◆ WHAT NEEDS TO BE DONE
Output the records that follow exactly as they are written.

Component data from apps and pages
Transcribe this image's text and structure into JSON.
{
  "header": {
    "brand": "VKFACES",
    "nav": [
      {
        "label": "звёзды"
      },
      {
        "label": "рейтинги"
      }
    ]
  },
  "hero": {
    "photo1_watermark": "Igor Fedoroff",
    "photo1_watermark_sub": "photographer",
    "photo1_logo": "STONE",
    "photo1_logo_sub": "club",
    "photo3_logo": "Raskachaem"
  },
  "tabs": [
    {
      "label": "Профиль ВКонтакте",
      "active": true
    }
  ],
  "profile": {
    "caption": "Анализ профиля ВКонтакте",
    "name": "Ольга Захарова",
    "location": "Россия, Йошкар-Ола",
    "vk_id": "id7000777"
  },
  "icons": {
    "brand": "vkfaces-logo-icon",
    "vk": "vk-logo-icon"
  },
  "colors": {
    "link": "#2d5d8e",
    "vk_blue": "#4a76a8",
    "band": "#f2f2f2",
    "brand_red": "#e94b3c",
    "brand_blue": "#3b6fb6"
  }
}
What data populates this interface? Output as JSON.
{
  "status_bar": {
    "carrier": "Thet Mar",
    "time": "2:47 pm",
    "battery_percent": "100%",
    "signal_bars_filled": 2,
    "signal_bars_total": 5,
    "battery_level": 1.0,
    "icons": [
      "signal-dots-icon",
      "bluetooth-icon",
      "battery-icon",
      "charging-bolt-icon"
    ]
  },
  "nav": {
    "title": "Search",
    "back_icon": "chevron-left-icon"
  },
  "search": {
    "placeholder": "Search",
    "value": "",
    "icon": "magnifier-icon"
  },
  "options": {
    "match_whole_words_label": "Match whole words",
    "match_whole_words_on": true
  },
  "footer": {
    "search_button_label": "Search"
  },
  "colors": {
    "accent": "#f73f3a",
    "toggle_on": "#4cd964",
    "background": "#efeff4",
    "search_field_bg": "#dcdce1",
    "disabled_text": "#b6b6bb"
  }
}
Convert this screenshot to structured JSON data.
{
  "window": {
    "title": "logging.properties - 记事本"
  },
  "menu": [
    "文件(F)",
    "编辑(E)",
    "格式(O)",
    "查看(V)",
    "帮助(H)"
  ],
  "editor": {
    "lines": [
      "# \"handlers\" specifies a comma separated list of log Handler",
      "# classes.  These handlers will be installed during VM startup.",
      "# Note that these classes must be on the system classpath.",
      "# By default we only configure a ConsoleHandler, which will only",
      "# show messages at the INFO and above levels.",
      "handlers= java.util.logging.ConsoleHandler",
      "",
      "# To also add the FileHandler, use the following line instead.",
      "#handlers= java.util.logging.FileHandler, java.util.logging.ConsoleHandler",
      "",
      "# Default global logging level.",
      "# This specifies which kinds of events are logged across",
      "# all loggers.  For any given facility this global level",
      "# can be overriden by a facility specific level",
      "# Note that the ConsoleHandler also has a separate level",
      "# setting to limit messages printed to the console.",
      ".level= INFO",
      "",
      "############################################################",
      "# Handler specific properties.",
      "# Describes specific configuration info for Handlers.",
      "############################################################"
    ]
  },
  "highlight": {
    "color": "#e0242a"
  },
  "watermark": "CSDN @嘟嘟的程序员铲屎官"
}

◆ OUTPUT OF THE EXERCISE
Transcribe this image's text and structure into JSON.
{
  "header": {
    "brand": "VKFACES",
    "nav": [
      {
        "label": "звёзды"
      },
      {
        "label": "рейтинги"
      }
    ]
  },
  "hero": {
    "photo1_watermark": "Igor Fedoroff",
    "photo1_watermark_sub": "photographer",
    "photo1_logo": "STONE",
    "photo1_logo_sub": "club",
    "photo3_logo": "Raskachaem"
  },
  "tabs": [
    {
      "label": "Профиль ВКонтакте",
      "active": true
    }
  ],
  "profile": {
    "caption": "Анализ профиля ВКонтакте",
    "name": "Ольга Захарова",
    "location": "Россия, Йошкар-Ола",
    "vk_id": "id7000777"
  },
  "icons": {
    "brand": "vkfaces-logo-icon",
    "vk": "vk-logo-icon"
  },
  "colors": {
    "link": "#2d5d8e",
    "vk_blue": "#4a76a8",
    "band": "#f2f2f2",
    "brand_red": "#e94b3c",
    "brand_blue": "#3b6fb6"
  }
}
What data populates this interface? Output as JSON.
{
  "status_bar": {
    "carrier": "Thet Mar",
    "time": "2:47 pm",
    "battery_percent": "100%",
    "signal_bars_filled": 2,
    "signal_bars_total": 5,
    "battery_level": 1.0,
    "icons": [
      "signal-dots-icon",
      "bluetooth-icon",
      "battery-icon",
      "charging-bolt-icon"
    ]
  },
  "nav": {
    "title": "Search",
    "back_icon": "chevron-left-icon"
  },
  "search": {
    "placeholder": "Search",
    "value": "",
    "icon": "magnifier-icon"
  },
  "options": {
    "match_whole_words_label": "Match whole words",
    "match_whole_words_on": true
  },
  "footer": {
    "search_button_label": "Search"
  },
  "colors": {
    "accent": "#f73f3a",
    "toggle_on": "#4cd964",
    "background": "#efeff4",
    "search_field_bg": "#dcdce1",
    "disabled_text": "#b6b6bb"
  }
}
Convert this screenshot to structured JSON data.
{
  "window": {
    "title": "logging.properties - 记事本"
  },
  "menu": [
    "文件(F)",
    "编辑(E)",
    "格式(O)",
    "查看(V)",
    "帮助(H)"
  ],
  "editor": {
    "lines": [
      "# \"handlers\" specifies a comma separated list of log Handler",
      "# classes.  These handlers will be installed during VM startup.",
      "# Note that these classes must be on the system classpath.",
      "# By default we only configure a ConsoleHandler, which will only",
      "# show messages at the INFO and above levels.",
      "handlers= java.util.logging.ConsoleHandler",
      "",
      "# To also add the FileHandler, use the following line instead.",
      "#handlers= java.util.logging.FileHandler, java.util.logging.ConsoleHandler",
      "",
      "# Default global logging level.",
      "# This specifies which kinds of events are logged across",
      "# all loggers.  For any given facility this global level",
      "# can be overriden by a facility specific level",
      "# Note that the ConsoleHandler also has a separate level",
      "# setting to limit messages printed to the console.",
      ".level= INFO",
      "",
      "############################################################",
      "# Handler specific properties.",
      "# Describes specific configuration info for Handlers.",
      "############################################################"
    ]
  },
  "highlight": {
    "color": "#e0242a"
  },
  "watermark": "CSDN @嘟嘟的程序员铲屎官"
}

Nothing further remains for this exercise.